Thus, the gold standard led to artificially contracting the globallzao, which harmed many groups in it. Amazon Restaurants Food delivery from local restaurants.

Start reading Globalizing Capital on your Kindle in under a minute. When the public-sector globaliza of national income is one-tenth, the burden of economic contraction that in some circumstances is required under the gold standard can be spread across a private sector accounting for 90 percent of national income. Preview — Globalizing Capital by Barry Eichengreen.

The story of the book is one of governments constantly feeling pressure to devalue their globalizaoo, thus increasing export competitiveness and potentially wage growth.


How much more so, it follows, will lack of consensus exist at the international level.

Globalization with Chinese Characteristics

The introduction of capital controls and a drastic decline in capital flows after marked the interwar period. More generally, if globlizao US turns its back lgobalizao the global order, China will be well positioned to take the lead on reforming the rules of international trade and investment.

Buy the selected items together This item: Unimpeded inflows of capital can lead to inflation and outflows to recession. Please be civil and avoid name-calling and ad hominem remarks.

Eichengreen here traces a history of money from the mids to today.
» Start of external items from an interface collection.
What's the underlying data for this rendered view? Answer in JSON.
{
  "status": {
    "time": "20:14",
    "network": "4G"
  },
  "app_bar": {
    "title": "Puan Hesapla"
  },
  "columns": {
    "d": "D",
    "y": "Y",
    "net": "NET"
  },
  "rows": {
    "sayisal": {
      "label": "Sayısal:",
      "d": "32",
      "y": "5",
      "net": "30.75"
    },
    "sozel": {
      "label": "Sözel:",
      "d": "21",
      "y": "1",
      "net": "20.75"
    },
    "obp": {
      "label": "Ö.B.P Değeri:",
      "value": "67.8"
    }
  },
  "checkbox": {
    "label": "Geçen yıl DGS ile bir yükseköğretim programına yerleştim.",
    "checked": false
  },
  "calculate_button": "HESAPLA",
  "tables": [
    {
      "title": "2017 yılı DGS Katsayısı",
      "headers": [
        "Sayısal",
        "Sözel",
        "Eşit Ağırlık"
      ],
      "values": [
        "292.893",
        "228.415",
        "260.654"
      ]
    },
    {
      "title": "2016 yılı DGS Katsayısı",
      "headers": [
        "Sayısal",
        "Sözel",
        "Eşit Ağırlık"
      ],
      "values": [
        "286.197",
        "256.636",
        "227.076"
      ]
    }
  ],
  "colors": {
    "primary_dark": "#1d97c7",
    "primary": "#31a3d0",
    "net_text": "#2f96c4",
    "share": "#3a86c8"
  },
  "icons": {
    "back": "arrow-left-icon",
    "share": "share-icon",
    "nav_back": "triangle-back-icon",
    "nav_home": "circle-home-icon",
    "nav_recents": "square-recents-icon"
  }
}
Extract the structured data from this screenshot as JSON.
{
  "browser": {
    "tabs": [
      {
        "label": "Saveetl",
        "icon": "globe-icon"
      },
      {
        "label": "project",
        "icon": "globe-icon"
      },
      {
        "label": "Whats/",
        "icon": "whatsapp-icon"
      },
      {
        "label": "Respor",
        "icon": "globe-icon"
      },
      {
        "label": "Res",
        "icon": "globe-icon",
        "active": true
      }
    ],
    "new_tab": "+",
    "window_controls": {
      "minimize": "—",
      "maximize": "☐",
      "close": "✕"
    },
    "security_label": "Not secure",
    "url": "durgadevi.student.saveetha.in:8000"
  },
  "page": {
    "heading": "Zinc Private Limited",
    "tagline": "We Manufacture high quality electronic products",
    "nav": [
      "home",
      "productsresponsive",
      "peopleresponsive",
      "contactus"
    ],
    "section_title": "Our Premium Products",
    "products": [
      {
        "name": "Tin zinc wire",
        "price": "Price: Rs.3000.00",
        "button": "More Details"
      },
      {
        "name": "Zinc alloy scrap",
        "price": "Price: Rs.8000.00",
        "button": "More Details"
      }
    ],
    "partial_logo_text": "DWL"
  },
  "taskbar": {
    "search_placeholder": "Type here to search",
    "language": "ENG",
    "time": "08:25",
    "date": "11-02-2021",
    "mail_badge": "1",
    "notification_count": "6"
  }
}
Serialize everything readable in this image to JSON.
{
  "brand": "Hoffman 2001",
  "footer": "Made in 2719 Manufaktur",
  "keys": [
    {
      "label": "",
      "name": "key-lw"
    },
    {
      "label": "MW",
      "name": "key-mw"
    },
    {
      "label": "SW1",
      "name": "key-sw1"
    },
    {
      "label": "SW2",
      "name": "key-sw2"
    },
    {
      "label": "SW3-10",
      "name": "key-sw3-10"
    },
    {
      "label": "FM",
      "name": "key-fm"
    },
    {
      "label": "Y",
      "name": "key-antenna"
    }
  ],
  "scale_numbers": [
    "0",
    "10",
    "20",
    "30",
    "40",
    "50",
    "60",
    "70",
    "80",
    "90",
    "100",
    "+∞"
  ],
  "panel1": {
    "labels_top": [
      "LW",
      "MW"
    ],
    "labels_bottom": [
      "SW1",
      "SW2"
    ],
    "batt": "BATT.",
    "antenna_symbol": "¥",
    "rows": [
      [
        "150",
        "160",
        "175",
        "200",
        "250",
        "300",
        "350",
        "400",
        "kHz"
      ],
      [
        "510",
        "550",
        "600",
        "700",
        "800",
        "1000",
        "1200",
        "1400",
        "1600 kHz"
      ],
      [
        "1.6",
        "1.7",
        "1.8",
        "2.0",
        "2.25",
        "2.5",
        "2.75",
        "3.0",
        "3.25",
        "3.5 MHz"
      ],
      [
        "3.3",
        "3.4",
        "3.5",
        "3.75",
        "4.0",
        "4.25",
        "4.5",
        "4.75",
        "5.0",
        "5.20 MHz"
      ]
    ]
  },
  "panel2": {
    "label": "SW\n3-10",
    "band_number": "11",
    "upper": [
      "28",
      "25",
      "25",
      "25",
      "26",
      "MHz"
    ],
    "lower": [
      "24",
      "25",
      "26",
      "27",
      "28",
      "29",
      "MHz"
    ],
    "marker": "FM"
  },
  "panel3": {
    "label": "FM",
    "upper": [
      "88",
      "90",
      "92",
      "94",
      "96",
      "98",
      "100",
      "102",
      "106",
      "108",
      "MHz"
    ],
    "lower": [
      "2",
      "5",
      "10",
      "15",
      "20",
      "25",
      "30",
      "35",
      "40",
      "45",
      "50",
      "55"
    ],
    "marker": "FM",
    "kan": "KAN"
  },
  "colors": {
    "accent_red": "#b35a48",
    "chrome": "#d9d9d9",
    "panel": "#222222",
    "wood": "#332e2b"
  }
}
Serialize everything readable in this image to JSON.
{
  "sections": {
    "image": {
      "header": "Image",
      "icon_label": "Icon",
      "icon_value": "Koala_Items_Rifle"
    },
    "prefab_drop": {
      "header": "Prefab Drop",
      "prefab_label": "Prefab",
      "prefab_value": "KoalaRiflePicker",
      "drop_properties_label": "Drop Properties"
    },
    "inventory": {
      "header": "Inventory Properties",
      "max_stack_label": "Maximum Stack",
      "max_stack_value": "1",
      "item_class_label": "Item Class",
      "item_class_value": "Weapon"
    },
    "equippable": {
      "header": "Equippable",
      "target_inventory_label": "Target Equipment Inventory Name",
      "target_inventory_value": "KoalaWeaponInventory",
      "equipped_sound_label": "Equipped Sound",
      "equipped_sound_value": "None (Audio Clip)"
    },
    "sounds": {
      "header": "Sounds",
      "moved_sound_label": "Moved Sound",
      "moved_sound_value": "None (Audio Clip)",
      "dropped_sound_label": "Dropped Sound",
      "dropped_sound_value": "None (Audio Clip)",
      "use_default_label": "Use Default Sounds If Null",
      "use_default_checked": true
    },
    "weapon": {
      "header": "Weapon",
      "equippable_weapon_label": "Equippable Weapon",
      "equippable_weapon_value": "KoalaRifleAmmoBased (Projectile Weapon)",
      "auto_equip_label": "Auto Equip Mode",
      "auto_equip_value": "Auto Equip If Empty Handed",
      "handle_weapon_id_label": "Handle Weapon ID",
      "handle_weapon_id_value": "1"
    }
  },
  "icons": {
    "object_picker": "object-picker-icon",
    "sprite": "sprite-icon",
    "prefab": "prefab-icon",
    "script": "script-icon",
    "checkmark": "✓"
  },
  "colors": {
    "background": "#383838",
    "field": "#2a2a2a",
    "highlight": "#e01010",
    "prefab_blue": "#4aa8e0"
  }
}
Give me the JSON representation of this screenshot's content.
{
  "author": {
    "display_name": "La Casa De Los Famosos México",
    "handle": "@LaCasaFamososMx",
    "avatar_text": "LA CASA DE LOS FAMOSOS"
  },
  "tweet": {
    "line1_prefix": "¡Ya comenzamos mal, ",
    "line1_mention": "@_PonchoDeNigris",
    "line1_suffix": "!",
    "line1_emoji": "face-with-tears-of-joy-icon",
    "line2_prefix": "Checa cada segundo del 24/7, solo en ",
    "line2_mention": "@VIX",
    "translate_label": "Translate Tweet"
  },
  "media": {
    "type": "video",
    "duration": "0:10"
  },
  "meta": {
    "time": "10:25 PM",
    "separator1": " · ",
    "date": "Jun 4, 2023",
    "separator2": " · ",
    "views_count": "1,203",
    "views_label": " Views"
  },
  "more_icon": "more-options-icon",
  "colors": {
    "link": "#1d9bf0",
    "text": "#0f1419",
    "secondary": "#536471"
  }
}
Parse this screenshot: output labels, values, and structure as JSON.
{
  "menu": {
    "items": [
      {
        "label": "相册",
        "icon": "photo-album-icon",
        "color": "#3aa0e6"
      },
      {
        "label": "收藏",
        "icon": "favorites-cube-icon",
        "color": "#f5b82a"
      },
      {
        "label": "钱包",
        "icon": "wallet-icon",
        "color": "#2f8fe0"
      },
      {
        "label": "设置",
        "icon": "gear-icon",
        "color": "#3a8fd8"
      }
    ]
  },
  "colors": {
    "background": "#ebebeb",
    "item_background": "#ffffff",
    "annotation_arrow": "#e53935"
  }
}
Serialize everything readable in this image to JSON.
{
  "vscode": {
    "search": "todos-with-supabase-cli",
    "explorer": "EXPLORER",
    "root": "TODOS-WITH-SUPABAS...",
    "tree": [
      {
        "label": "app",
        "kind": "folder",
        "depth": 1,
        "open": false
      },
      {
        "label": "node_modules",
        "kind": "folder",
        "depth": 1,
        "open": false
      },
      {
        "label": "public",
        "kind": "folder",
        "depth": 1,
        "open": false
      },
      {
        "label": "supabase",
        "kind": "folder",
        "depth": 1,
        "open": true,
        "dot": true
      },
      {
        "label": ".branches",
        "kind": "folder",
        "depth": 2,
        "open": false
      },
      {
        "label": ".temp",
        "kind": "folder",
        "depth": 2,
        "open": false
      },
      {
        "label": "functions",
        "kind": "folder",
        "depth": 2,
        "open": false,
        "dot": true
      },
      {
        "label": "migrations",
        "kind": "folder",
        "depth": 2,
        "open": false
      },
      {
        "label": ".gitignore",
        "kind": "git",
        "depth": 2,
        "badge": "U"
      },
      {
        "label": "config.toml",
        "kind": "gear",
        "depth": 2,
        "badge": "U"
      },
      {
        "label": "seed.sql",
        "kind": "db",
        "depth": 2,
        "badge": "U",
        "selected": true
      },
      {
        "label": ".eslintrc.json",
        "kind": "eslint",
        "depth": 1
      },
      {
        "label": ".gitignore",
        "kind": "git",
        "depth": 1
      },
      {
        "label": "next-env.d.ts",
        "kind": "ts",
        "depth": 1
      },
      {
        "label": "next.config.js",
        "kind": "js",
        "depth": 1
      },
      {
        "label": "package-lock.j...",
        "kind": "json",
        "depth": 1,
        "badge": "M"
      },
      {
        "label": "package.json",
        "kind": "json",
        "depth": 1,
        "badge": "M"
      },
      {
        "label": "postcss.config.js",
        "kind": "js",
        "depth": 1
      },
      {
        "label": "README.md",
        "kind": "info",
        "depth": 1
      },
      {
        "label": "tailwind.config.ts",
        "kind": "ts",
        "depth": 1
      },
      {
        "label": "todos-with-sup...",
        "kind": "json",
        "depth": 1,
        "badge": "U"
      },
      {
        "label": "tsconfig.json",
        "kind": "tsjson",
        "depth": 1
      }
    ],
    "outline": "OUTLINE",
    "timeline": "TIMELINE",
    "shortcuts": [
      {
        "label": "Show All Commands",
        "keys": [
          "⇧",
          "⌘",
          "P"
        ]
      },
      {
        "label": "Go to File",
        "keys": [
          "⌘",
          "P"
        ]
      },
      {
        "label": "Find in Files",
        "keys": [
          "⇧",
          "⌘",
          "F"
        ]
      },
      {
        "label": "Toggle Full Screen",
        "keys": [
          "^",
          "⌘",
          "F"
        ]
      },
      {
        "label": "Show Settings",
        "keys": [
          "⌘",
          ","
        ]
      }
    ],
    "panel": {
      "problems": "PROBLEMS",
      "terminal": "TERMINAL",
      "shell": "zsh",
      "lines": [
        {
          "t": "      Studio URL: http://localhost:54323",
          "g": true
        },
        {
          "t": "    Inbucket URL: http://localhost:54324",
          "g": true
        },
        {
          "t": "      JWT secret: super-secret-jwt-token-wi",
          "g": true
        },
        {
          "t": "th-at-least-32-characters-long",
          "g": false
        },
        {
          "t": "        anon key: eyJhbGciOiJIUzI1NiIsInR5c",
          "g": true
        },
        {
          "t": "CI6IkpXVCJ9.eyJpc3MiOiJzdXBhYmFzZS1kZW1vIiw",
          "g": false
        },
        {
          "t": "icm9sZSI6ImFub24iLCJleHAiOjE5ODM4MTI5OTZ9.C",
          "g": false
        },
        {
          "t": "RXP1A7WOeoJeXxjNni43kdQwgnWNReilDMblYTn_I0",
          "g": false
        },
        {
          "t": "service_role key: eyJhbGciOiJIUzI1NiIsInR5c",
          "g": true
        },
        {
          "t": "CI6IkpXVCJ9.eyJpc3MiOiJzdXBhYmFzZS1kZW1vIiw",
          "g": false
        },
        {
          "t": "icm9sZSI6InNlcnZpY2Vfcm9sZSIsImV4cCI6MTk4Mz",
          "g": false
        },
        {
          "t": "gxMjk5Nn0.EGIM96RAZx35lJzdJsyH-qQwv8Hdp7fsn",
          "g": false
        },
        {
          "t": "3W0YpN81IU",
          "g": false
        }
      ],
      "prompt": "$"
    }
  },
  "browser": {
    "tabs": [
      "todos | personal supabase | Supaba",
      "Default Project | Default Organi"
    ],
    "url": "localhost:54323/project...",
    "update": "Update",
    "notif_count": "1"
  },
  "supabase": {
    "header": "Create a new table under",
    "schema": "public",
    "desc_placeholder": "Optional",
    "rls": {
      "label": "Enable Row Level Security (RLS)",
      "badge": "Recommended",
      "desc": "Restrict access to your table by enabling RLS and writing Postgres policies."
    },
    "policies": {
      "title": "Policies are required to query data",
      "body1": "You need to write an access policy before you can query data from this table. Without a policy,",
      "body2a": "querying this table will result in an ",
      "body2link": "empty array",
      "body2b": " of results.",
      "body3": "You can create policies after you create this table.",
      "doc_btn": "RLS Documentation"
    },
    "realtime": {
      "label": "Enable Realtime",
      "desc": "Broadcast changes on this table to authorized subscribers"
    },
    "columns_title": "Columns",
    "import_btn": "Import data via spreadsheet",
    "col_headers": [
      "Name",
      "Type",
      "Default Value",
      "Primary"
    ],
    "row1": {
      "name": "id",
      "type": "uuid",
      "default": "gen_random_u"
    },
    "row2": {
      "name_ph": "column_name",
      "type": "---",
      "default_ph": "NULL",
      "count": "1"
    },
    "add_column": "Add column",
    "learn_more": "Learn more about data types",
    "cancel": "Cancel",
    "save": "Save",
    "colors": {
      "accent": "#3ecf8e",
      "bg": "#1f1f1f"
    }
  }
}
Please provide more details about your request. A monetary regime that requires international cooperation for it to be viable will not survive.

Globalizing Capital: A History of the International Monetary System by Barry Eichengreen

For instance, the IMF does not seem to have made a big difference in coordinating currency stability, but the US was able to achieve it in Europe through large and sustained loans. For instance, there was little appreciation that raising domestic interest rates would dampen business investment, leading to a rise in unemployment. Eichengreen asserts that the gold standard persisted because those who did benefit from it – those who could engage in international trade and investment – would keep it, and those who were against it couldn’t do anything about it.

The author demonstrates that the pre World War I gold standard with its currencies pegged to gold was a historically specific institution. In globalizak case, Eichengreen’s analysis is far more detailed than my sketch, and he lays his arguments out very convincingly. The Bretton Woods era began with officially sanctioned capital controls. No trivia or quizzes yet.


What could a country do to prevent this? Fixed exchange rates and unfettered capital mobility, after all, characterized the gold-standard regime. Get unlimited access to PS premium content, including in-depth commentaries, book reviews, exclusive interviews, On Point, the Big Picture, the PS Archive, and our annual year-ahead magazine.

Globalizing Capital: A History of the International Monetary System

The book includes a helpful glossary of economic terms and the target audience feels to be undergraduate economics majors. He made a mistake in calculating the prices of silver and gold and their ratios in currency, driving silver out of circulation and thus leaving England with a gold-backed currency. By the mid-1 Eichengreen here traces a history of money from the mids to today. Its central bank stood ready to take action to ward off any financial threats to the gold standard.

One of the problems with the narrative rather than mechanistic approach is that it often isn’t clear how much an event is due to fundamental economic circumstances and how much it can be attributed to human caprice. This book is not that, unfortunately.

It’s ingenious and intellectually appealing, but unfortunately it didn’t explain what happened. The implication seems undeniable: I had been hoping for a tight and sharp history, particularly an explanation of the workings of the gold standard, something like an extended profile in “The Economist” magazine.